§ **Your instructions**
Please copy out the lines in the entries that contain "renew".

§ **Data records**
╭──
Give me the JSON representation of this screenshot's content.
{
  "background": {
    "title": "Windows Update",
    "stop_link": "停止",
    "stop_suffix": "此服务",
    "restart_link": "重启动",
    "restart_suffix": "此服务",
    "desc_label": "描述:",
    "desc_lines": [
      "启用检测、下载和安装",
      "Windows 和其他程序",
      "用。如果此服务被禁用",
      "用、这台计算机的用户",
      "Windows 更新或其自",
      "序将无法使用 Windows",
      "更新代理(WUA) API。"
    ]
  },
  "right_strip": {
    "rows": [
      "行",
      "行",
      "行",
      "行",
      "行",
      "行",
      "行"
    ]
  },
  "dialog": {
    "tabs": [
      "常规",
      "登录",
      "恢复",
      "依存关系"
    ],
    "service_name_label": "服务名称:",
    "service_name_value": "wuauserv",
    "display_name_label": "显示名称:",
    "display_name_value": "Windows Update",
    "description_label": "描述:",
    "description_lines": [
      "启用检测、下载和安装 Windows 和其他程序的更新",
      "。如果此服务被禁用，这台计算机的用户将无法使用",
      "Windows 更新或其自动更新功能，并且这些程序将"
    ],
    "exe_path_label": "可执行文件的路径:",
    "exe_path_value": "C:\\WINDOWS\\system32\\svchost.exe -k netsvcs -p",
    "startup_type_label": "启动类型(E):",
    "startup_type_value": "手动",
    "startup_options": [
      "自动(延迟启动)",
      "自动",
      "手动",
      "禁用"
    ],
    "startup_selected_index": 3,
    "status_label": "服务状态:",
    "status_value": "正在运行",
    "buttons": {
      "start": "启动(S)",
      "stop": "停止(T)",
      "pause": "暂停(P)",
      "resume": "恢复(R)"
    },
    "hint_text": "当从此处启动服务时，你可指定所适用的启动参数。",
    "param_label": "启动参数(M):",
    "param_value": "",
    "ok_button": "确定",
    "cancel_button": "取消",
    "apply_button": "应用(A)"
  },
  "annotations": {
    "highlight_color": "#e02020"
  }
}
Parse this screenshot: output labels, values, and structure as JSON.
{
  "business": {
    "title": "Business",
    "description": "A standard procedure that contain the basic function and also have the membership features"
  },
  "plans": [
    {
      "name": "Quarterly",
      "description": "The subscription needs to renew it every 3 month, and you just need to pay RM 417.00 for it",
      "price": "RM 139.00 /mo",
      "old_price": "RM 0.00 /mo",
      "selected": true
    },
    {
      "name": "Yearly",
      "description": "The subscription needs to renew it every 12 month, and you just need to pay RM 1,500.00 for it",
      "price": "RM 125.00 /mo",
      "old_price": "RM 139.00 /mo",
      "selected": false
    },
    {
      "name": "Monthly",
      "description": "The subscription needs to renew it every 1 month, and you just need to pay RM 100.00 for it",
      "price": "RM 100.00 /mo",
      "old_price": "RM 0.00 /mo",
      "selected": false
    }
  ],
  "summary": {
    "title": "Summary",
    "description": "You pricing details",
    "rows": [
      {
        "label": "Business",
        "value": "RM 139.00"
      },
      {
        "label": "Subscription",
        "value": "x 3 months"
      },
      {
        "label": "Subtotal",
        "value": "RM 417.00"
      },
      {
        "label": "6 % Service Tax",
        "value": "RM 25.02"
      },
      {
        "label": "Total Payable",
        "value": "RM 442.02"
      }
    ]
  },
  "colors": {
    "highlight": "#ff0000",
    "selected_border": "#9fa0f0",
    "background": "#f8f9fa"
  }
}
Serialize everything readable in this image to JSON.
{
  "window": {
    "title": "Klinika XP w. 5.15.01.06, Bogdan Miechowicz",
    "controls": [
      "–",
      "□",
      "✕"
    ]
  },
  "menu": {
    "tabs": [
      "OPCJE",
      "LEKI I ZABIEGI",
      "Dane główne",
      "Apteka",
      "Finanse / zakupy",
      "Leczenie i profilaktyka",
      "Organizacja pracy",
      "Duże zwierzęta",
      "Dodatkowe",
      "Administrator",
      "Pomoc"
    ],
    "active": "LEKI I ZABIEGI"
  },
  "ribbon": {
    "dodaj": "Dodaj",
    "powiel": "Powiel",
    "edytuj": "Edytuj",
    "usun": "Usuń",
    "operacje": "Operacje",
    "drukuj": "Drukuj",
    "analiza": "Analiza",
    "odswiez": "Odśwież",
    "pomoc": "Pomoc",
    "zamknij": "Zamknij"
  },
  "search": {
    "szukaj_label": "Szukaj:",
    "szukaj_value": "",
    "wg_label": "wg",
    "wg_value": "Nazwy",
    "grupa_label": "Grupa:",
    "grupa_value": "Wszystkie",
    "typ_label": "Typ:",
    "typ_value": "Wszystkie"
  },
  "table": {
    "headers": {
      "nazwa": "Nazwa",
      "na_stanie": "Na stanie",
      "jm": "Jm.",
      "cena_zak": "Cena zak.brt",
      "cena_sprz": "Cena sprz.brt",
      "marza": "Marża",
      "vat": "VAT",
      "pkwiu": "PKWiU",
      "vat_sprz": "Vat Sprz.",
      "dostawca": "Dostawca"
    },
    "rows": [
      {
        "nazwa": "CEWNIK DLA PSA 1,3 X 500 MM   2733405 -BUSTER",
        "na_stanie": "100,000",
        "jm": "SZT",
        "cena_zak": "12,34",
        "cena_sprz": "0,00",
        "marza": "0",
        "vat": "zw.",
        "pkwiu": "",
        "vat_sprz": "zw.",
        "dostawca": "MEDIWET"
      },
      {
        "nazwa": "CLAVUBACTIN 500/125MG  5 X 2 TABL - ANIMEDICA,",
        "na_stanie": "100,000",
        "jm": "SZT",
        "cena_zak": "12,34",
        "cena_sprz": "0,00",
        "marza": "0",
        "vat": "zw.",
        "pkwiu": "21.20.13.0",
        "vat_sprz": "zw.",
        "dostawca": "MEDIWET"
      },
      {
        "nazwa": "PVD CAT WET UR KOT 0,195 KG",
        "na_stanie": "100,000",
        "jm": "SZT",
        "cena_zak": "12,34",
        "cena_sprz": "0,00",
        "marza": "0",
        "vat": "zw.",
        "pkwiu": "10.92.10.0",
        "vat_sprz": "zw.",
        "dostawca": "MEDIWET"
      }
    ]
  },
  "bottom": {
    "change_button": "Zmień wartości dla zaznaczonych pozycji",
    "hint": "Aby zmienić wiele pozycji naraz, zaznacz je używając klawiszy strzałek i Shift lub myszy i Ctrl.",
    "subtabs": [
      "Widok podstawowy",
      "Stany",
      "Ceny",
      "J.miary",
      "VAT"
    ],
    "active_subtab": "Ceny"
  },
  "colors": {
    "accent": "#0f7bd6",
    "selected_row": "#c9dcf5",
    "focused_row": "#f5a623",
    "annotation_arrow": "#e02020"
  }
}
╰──
§ **Your solution**
      "description": "The subscription needs to renew it every 3 month, and you just need to pay RM 417.00 for it",
      "description": "The subscription needs to renew it every 12 month, and you just need to pay RM 1,500.00 for it",
      "description": "The subscription needs to renew it every 1 month, and you just need to pay RM 100.00 for it",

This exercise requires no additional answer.